THIS weekend marks the end of several railway franchise contracts. However late running trains will remain the norm while the government agonises over what to do about the railways. Smart money is on the corona crisis apologists opting for more civil service control and non-risk contracts. It looks like more muddle and fudge as lockdown lunacy destroys the economy.
In effect the government is renationalising the railways without admitting it. Already many train companies operate services on behalf of the state, taking a flat fee for doing so. This obviates any incentive to excel.
The original John Major privatisation saw British Rail split into Railtrack, which operated the lines, signals and stations, and dozens of so-called railway franchises. These were the trains themselves, many operated by bus companies, foreign investors and the occasional management buy-out. Private companies found the idea of accruing capital up front very attractive: season ticket-holders pay thousands every year before using the service.

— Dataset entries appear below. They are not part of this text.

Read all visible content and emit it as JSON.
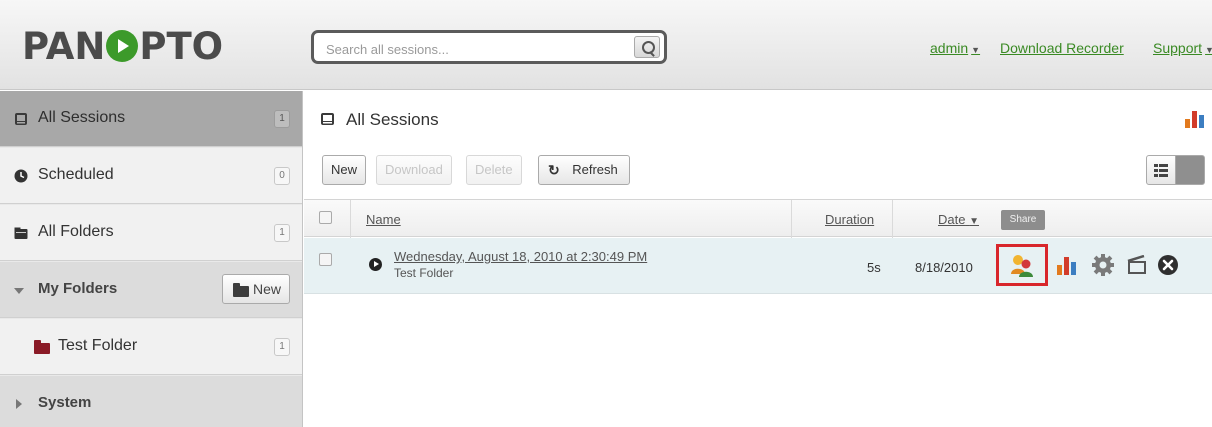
{
  "app": {
    "logo_left": "PAN",
    "logo_right": "PTO",
    "colors": {
      "brand_green": "#3c9a2a",
      "link_green": "#3a8a24",
      "highlight_red": "#d8262b",
      "row_blue": "#e7f1f3"
    }
  },
  "header": {
    "search_placeholder": "Search all sessions...",
    "links": [
      {
        "label": "admin",
        "has_caret": true
      },
      {
        "label": "Download Recorder",
        "has_caret": false
      },
      {
        "label": "Support",
        "has_caret": true
      }
    ]
  },
  "sidebar": {
    "items": [
      {
        "label": "All Sessions",
        "count": "1",
        "icon": "sessions-icon",
        "active": true
      },
      {
        "label": "Scheduled",
        "count": "0",
        "icon": "clock-icon"
      },
      {
        "label": "All Folders",
        "count": "1",
        "icon": "folders-icon"
      },
      {
        "label": "My Folders",
        "new_label": "New",
        "icon": "expand-triangle-icon"
      },
      {
        "label": "Test Folder",
        "count": "1",
        "icon": "folder-icon"
      },
      {
        "label": "System",
        "icon": "collapse-triangle-icon"
      }
    ]
  },
  "main": {
    "title": "All Sessions",
    "toolbar": {
      "new_label": "New",
      "download_label": "Download",
      "delete_label": "Delete",
      "refresh_label": "Refresh"
    },
    "table": {
      "columns": [
        "Name",
        "Duration",
        "Date"
      ],
      "sort_indicator": "▼",
      "rows": [
        {
          "title": "Wednesday, August 18, 2010 at 2:30:49 PM",
          "folder": "Test Folder",
          "duration": "5s",
          "date": "8/18/2010",
          "actions": [
            "share-icon",
            "stats-icon",
            "settings-icon",
            "editor-icon",
            "delete-icon"
          ]
        }
      ]
    },
    "tooltip": "Share"
  }
}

To complicate matters still further the rolling stock – trucks, carriages and locomotives – was given over to three train leasing companies and rented back to the franchisees. Railtrack outsourced its maintenance with disastrous results.
Chris Grayling, erstwhile transport secretary, later admitted that the manner of railway privatisation had been a mistake. John Major was trying to ape Margaret Thatcher’s successful privatisations. Thatcher never touched railways. Legend has it that this was because her husband Denis played golf with the then BR chairman Robert Reid. A doughty defender of the iron road, Reid saved railways from the Iron Lady at the nineteenth hole. When he retired the search was on for a new chairman. Fortunately another Reid, Scots oilman Bob, stepped into the role. Although he had lost an arm as a child Reid was an excellent golfer. Everyone at BR breathed a sigh of relief. However Thatcher fell from power and was supplanted by Major, a cricketer. The game was up.
The real reason was that railways are complicated and need lots of subsidy. Eschewing the common sense shown by Mrs Thatcher, the Major administration demonstrated no fondness for rail. The ensuing debacle saw BR broken up into over 400 separate companies.
It is worth noting that despite the chaos most railway staff kept the faith. Whole families work for the railways. Ask one of them who they work for and they’ll more than likely reply: ‘The railway.’ This loyalty kept the trains running despite bizarre barriers and acres of paperwork. The British have a love-hate relationship with railways – we invented them, after all. The better aspects of this are reflected in the staff. Certainly the new industry managed to pull down welcome investment.
Running a railway is different from running a business. The whole thing is an intriguing mathematical and logistical challenge. From a suburban commuter line to a mile-long preserved steam railway, so much has to fit together at the same time to allow a train to run. People run railways for stimulus and satisfaction, not prestige or public approval.
Throw in the huge contribution railways make to the green agenda and they really should be taken more seriously. People flock to use railways when the coaches are new, clean and spacious. Run realistic timetables, not civil servant-decreed aspirations. People are relaxed about the time the train takes to get there so long as it arrives when it says it will.
Make sure trains are properly staffed. The recent guard kerfuffle demonstrated the shortcomings of the current model. Trying to save money by getting rid of guards on quarter-mile long commuter trains is absurd. Some franchises were let on the basis of the new owners being able to save a few quid by getting rid of guards. The lads sniffed a rat and called them out. The public want protection, ticket checking and reassurance.
The basic problem with the railways is twofold. The splitting of wheel from rail is the most obvious. The second is that a new manager’s first loyalty is to the shareholder not the passenger. One incoming coach company chief drew a dollar sign on a blackboard. Startled railway staff were told: that is the share price and that’s all we care about.
Passengers are termed customers, which they detest. Most commuters don’t pay for all of their ticket. It’s subsidised. ‘Commuter’ means one who has had his ticket price partially commuted – a bit like a death sentence although perhaps not with the same sense of relief. Passengers should not be regarded as cash cows, but hardy livestock joining in.
It’s proved an abysmal system for staff and passengers alike. Franchises fold up. Railtrack went bust. The whole structure is top-heavy with bureaucrats. Bean-counters spend hours arguing delay attribution. If a late train is your fault – the driver didn’t turn up, the welding work on the line overran – your company pays the other side for the inconvenience. It soaks up time and money.
Getting railways right could provide a much-needed fillip for the government. The solution is both simple and bold. Re-unite rail and wheel. Never mind track and trace, track and train should be the new mantra. Put the staff, railway professionals, in charge. People who have built whole careers in rail are better suited to running them efficiently than parliamentary petrolheads.
Finally take the whole unified structure and make of it a public limited company. This way you close the gap between wheel and rail whilst widening it between owner and passenger. The new railway will be big enough to command investment and attract all the skill and verve we associate with private capital and committed entrepreneurship. It will be confident enough to allow local staff to take pro-passenger decisions on the ground.
This will reassure the public and boost the fortunes of red-wall conservatism. It might even get the trains running on time. Have your tickets ready please.